Of course,Originally Posted by dan
Substitute,
Thus,
Cube both sides,
Expand and solve for the nasty nontic.
Note, the solutions not necessarily can be expressed in algebraic terms.
If you are happy with approximate solutions one could start garphically.Originally Posted by dan
These two equations represent curves in the x-y plane. Sketch them
and your first approximation to the soution/s will be the point/s of
intersection.
Then they can be refined with an appropriate numerical procedure (say
linearising about the approximate roots, or something like that).
RonL
Not necessarily there is a general method.Originally Posted by dan
Yes, you do expand with binomial theorem then work with polynomial equation.
(Do you not just love it when mathematicians say "I cannot solve the problem but I can show it cannot be solved!")
What do you get if you substitute this back into the original equations?Originally Posted by dan
Is there a x which with this as a value of y solves the equations?
RonL

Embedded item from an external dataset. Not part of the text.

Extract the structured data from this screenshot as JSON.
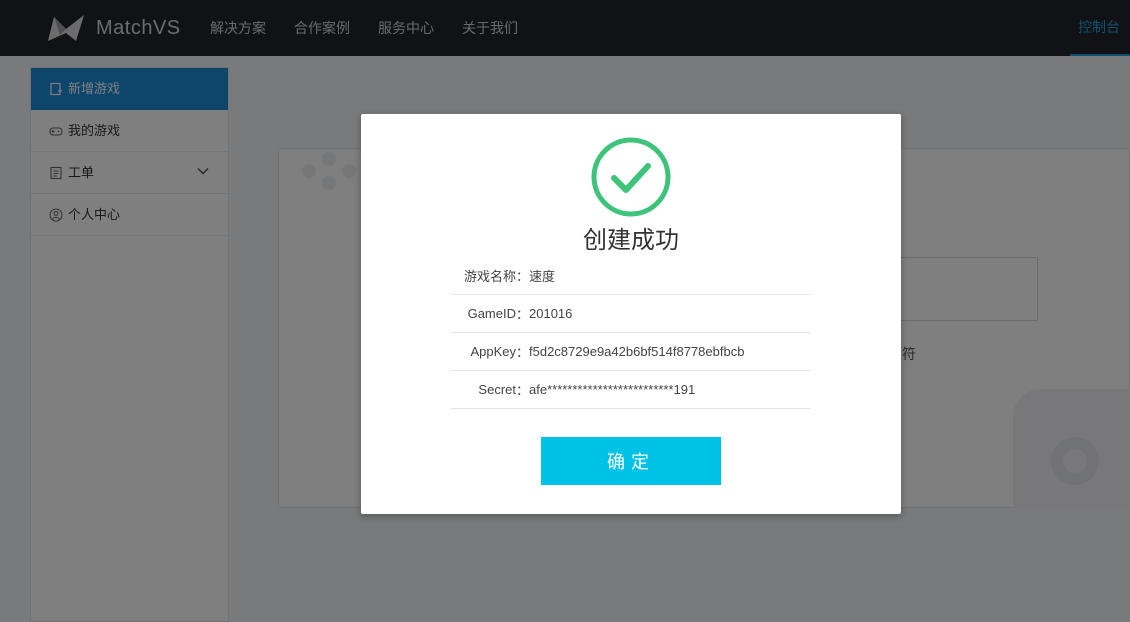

(when I do this I get no consistent solution for x, but I could be doing the
arithmetic wrongly )